Dataset records:

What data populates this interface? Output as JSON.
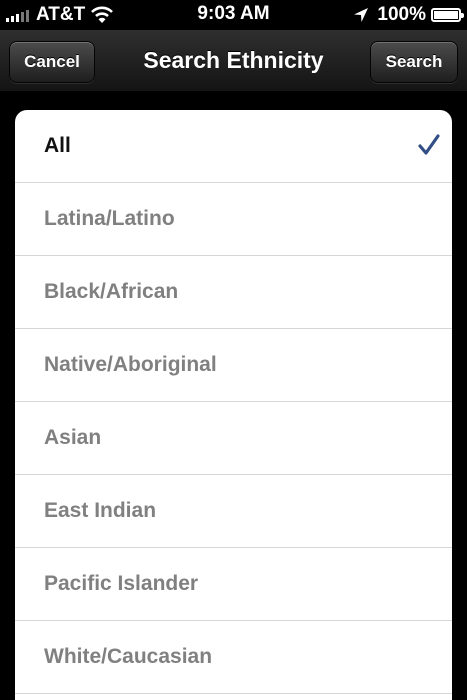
{
  "status_bar": {
    "carrier": "AT&T",
    "time": "9:03 AM",
    "battery": "100%",
    "battery_level": 1.0,
    "icons": [
      "signal-bars-icon",
      "wifi-icon",
      "location-arrow-icon",
      "battery-icon"
    ]
  },
  "nav": {
    "title": "Search Ethnicity",
    "cancel_label": "Cancel",
    "search_label": "Search"
  },
  "ethnicity_list": {
    "selected_index": 0,
    "items": [
      {
        "label": "All",
        "selected": true
      },
      {
        "label": "Latina/Latino",
        "selected": false
      },
      {
        "label": "Black/African",
        "selected": false
      },
      {
        "label": "Native/Aboriginal",
        "selected": false
      },
      {
        "label": "Asian",
        "selected": false
      },
      {
        "label": "East Indian",
        "selected": false
      },
      {
        "label": "Pacific Islander",
        "selected": false
      },
      {
        "label": "White/Caucasian",
        "selected": false
      }
    ]
  },
  "colors": {
    "checkmark": "#324f85",
    "selected_text": "#111111",
    "unselected_text": "#808080",
    "background": "#000000"
  }
}
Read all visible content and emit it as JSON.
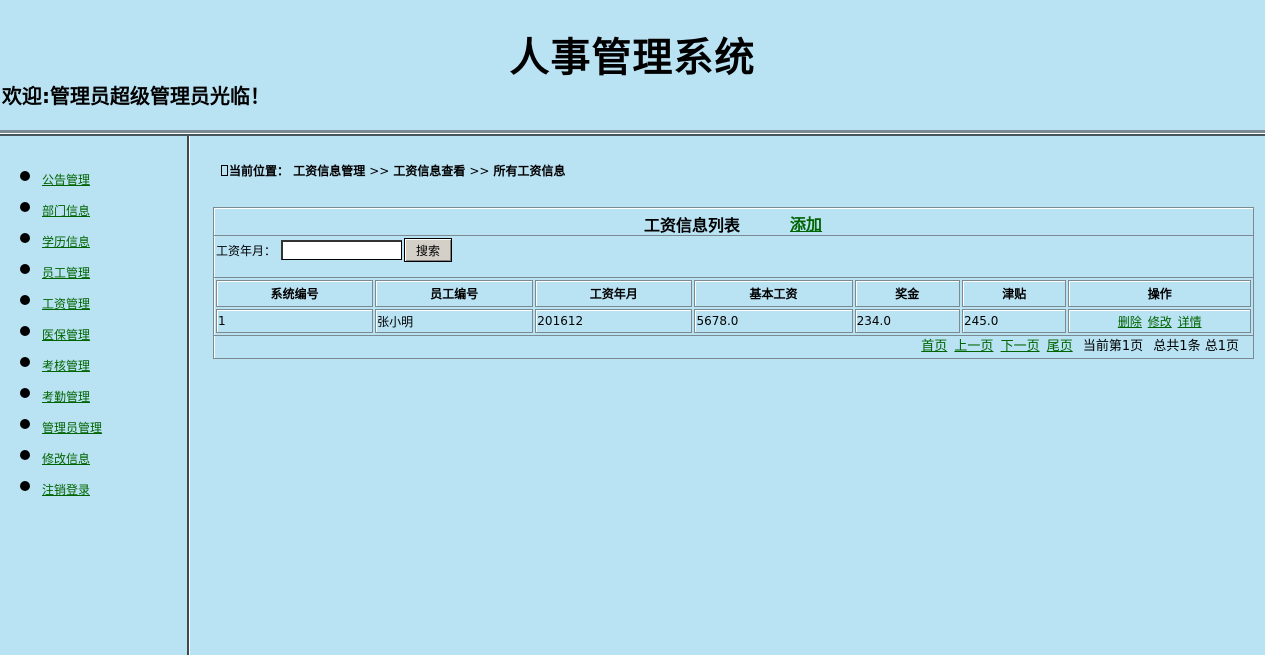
{
  "header": {
    "title": "人事管理系统",
    "welcome": "欢迎:管理员超级管理员光临！"
  },
  "sidebar": {
    "items": [
      {
        "label": "公告管理"
      },
      {
        "label": "部门信息"
      },
      {
        "label": "学历信息"
      },
      {
        "label": "员工管理"
      },
      {
        "label": "工资管理"
      },
      {
        "label": "医保管理"
      },
      {
        "label": "考核管理"
      },
      {
        "label": "考勤管理"
      },
      {
        "label": "管理员管理"
      },
      {
        "label": "修改信息"
      },
      {
        "label": "注销登录"
      }
    ]
  },
  "breadcrumb": {
    "prefix": "当前位置：",
    "level1": "工资信息管理",
    "level2": "工资信息查看",
    "level3": "所有工资信息",
    "separator": ">>"
  },
  "panel": {
    "title": "工资信息列表",
    "add_label": "添加",
    "search_label": "工资年月：",
    "search_value": "",
    "search_button": "搜索"
  },
  "table": {
    "columns": [
      "系统编号",
      "员工编号",
      "工资年月",
      "基本工资",
      "奖金",
      "津贴",
      "操作"
    ],
    "rows": [
      {
        "id": "1",
        "employee": "张小明",
        "month": "201612",
        "base": "5678.0",
        "bonus": "234.0",
        "allowance": "245.0",
        "actions": [
          "删除",
          "修改",
          "详情"
        ]
      }
    ]
  },
  "pager": {
    "first": "首页",
    "prev": "上一页",
    "next": "下一页",
    "last": "尾页",
    "current": "当前第1页",
    "total_records": "总共1条",
    "total_pages": "总1页"
  }
}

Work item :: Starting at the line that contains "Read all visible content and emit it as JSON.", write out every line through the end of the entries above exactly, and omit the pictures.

Result below ::
Read all visible content and emit it as JSON.
{
  "header": {
    "title": "人事管理系统",
    "welcome": "欢迎:管理员超级管理员光临！"
  },
  "sidebar": {
    "items": [
      {
        "label": "公告管理"
      },
      {
        "label": "部门信息"
      },
      {
        "label": "学历信息"
      },
      {
        "label": "员工管理"
      },
      {
        "label": "工资管理"
      },
      {
        "label": "医保管理"
      },
      {
        "label": "考核管理"
      },
      {
        "label": "考勤管理"
      },
      {
        "label": "管理员管理"
      },
      {
        "label": "修改信息"
      },
      {
        "label": "注销登录"
      }
    ]
  },
  "breadcrumb": {
    "prefix": "当前位置：",
    "level1": "工资信息管理",
    "level2": "工资信息查看",
    "level3": "所有工资信息",
    "separator": ">>"
  },
  "panel": {
    "title": "工资信息列表",
    "add_label": "添加",
    "search_label": "工资年月：",
    "search_value": "",
    "search_button": "搜索"
  },
  "table": {
    "columns": [
      "系统编号",
      "员工编号",
      "工资年月",
      "基本工资",
      "奖金",
      "津贴",
      "操作"
    ],
    "rows": [
      {
        "id": "1",
        "employee": "张小明",
        "month": "201612",
        "base": "5678.0",
        "bonus": "234.0",
        "allowance": "245.0",
        "actions": [
          "删除",
          "修改",
          "详情"
        ]
      }
    ]
  },
  "pager": {
    "first": "首页",
    "prev": "上一页",
    "next": "下一页",
    "last": "尾页",
    "current": "当前第1页",
    "total_records": "总共1条",
    "total_pages": "总1页"
  }
}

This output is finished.